Could you output the entries that follow exactly, omitting any pictures they contain?

━━━━━ Data ━━━━━

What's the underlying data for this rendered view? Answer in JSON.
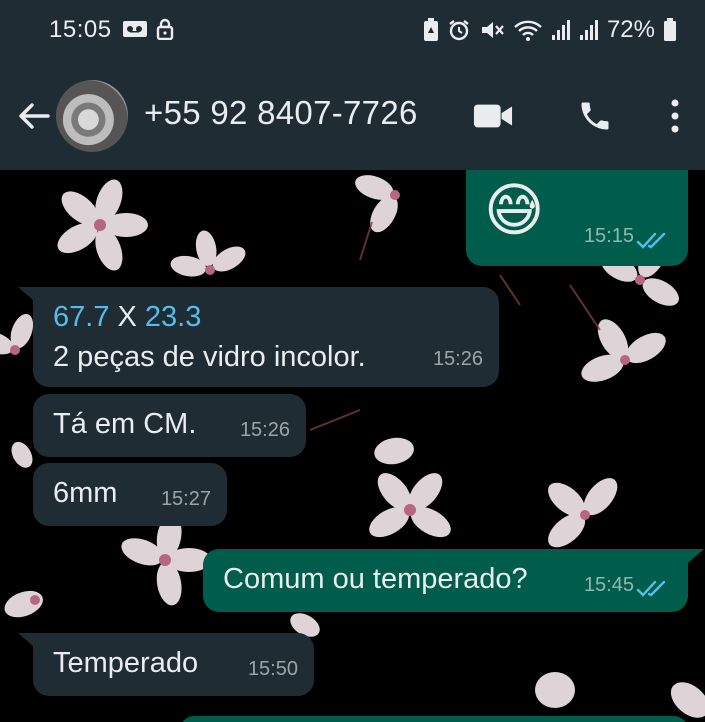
{
  "status_bar": {
    "time": "15:05",
    "battery_percent": "72%",
    "left_icons": [
      "voicemail-icon",
      "lock-icon"
    ],
    "right_icons": [
      "battery-saver-icon",
      "alarm-icon",
      "mute-icon",
      "wifi-icon",
      "signal-icon",
      "signal-icon",
      "battery-icon"
    ]
  },
  "header": {
    "contact_name": "+55 92 8407-7726",
    "icons": [
      "back-arrow-icon",
      "avatar",
      "video-call-icon",
      "phone-icon",
      "more-options-icon"
    ]
  },
  "messages": [
    {
      "direction": "out",
      "text": "😅",
      "time": "15:15",
      "read": true
    },
    {
      "direction": "in",
      "line1_a": "67.7",
      "line1_sep": " X ",
      "line1_b": "23.3",
      "line2": "2 peças de vidro incolor.",
      "time": "15:26"
    },
    {
      "direction": "in",
      "text": "Tá em CM.",
      "time": "15:26"
    },
    {
      "direction": "in",
      "text": "6mm",
      "time": "15:27"
    },
    {
      "direction": "out",
      "text": "Comum ou temperado?",
      "time": "15:45",
      "read": true
    },
    {
      "direction": "in",
      "text": "Temperado",
      "time": "15:50"
    }
  ],
  "colors": {
    "header_bg": "#1f2c34",
    "incoming_bubble": "#1f2c34",
    "outgoing_bubble": "#005c4b",
    "read_ticks": "#53bdeb",
    "link_number": "#53bdeb"
  }
}
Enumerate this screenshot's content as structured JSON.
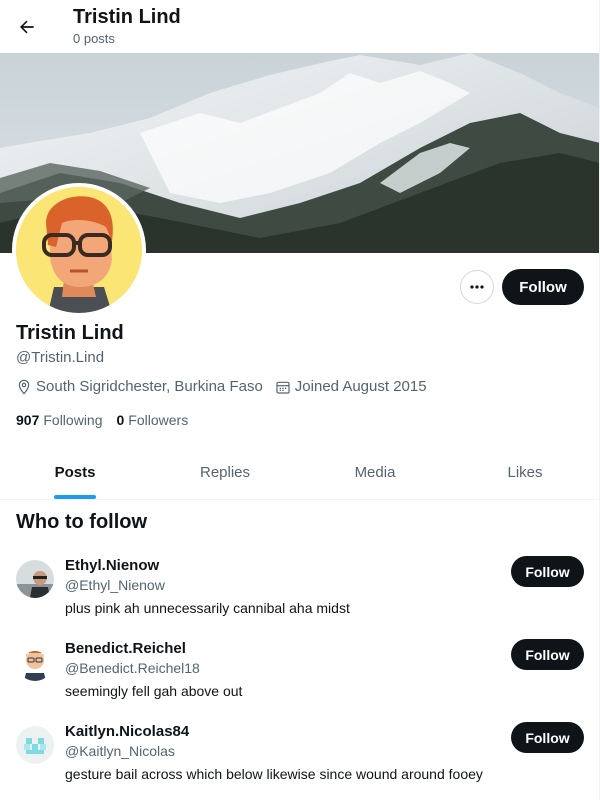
{
  "header": {
    "title": "Tristin Lind",
    "post_count": "0 posts"
  },
  "profile": {
    "name": "Tristin Lind",
    "handle": "@Tristin.Lind",
    "location": "South Sigridchester, Burkina Faso",
    "joined": "Joined August 2015",
    "following_count": "907",
    "following_label": "Following",
    "followers_count": "0",
    "followers_label": "Followers",
    "more_label": "···",
    "follow_label": "Follow"
  },
  "tabs": [
    {
      "label": "Posts",
      "active": true
    },
    {
      "label": "Replies",
      "active": false
    },
    {
      "label": "Media",
      "active": false
    },
    {
      "label": "Likes",
      "active": false
    }
  ],
  "who_to_follow": {
    "title": "Who to follow",
    "items": [
      {
        "name": "Ethyl.Nienow",
        "handle": "@Ethyl_Nienow",
        "bio": "plus pink ah unnecessarily cannibal aha midst",
        "button": "Follow"
      },
      {
        "name": "Benedict.Reichel",
        "handle": "@Benedict.Reichel18",
        "bio": "seemingly fell gah above out",
        "button": "Follow"
      },
      {
        "name": "Kaitlyn.Nicolas84",
        "handle": "@Kaitlyn_Nicolas",
        "bio": "gesture bail across which below likewise since wound around fooey",
        "button": "Follow"
      }
    ]
  },
  "colors": {
    "accent": "#1d9bf0",
    "primary_button": "#0f1419",
    "secondary_text": "#536471"
  },
  "icons": [
    "back-arrow-icon",
    "more-icon",
    "location-pin-icon",
    "calendar-icon"
  ]
}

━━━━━

▸ Exercise result
What's the underlying data for this rendered view? Answer in JSON.
{
  "status_bar": {
    "time": "15:05",
    "battery_percent": "72%",
    "left_icons": [
      "voicemail-icon",
      "lock-icon"
    ],
    "right_icons": [
      "battery-saver-icon",
      "alarm-icon",
      "mute-icon",
      "wifi-icon",
      "signal-icon",
      "signal-icon",
      "battery-icon"
    ]
  },
  "header": {
    "contact_name": "+55 92 8407-7726",
    "icons": [
      "back-arrow-icon",
      "avatar",
      "video-call-icon",
      "phone-icon",
      "more-options-icon"
    ]
  },
  "messages": [
    {
      "direction": "out",
      "text": "😅",
      "time": "15:15",
      "read": true
    },
    {
      "direction": "in",
      "line1_a": "67.7",
      "line1_sep": " X ",
      "line1_b": "23.3",
      "line2": "2 peças de vidro incolor.",
      "time": "15:26"
    },
    {
      "direction": "in",
      "text": "Tá em CM.",
      "time": "15:26"
    },
    {
      "direction": "in",
      "text": "6mm",
      "time": "15:27"
    },
    {
      "direction": "out",
      "text": "Comum ou temperado?",
      "time": "15:45",
      "read": true
    },
    {
      "direction": "in",
      "text": "Temperado",
      "time": "15:50"
    }
  ],
  "colors": {
    "header_bg": "#1f2c34",
    "incoming_bubble": "#1f2c34",
    "outgoing_bubble": "#005c4b",
    "read_ticks": "#53bdeb",
    "link_number": "#53bdeb"
  }
}
Enumerate this screenshot's content as structured JSON.
{
  "header": {
    "title": "Tristin Lind",
    "post_count": "0 posts"
  },
  "profile": {
    "name": "Tristin Lind",
    "handle": "@Tristin.Lind",
    "location": "South Sigridchester, Burkina Faso",
    "joined": "Joined August 2015",
    "following_count": "907",
    "following_label": "Following",
    "followers_count": "0",
    "followers_label": "Followers",
    "more_label": "···",
    "follow_label": "Follow"
  },
  "tabs": [
    {
      "label": "Posts",
      "active": true
    },
    {
      "label": "Replies",
      "active": false
    },
    {
      "label": "Media",
      "active": false
    },
    {
      "label": "Likes",
      "active": false
    }
  ],
  "who_to_follow": {
    "title": "Who to follow",
    "items": [
      {
        "name": "Ethyl.Nienow",
        "handle": "@Ethyl_Nienow",
        "bio": "plus pink ah unnecessarily cannibal aha midst",
        "button": "Follow"
      },
      {
        "name": "Benedict.Reichel",
        "handle": "@Benedict.Reichel18",
        "bio": "seemingly fell gah above out",
        "button": "Follow"
      },
      {
        "name": "Kaitlyn.Nicolas84",
        "handle": "@Kaitlyn_Nicolas",
        "bio": "gesture bail across which below likewise since wound around fooey",
        "button": "Follow"
      }
    ]
  },
  "colors": {
    "accent": "#1d9bf0",
    "primary_button": "#0f1419",
    "secondary_text": "#536471"
  },
  "icons": [
    "back-arrow-icon",
    "more-icon",
    "location-pin-icon",
    "calendar-icon"
  ]
}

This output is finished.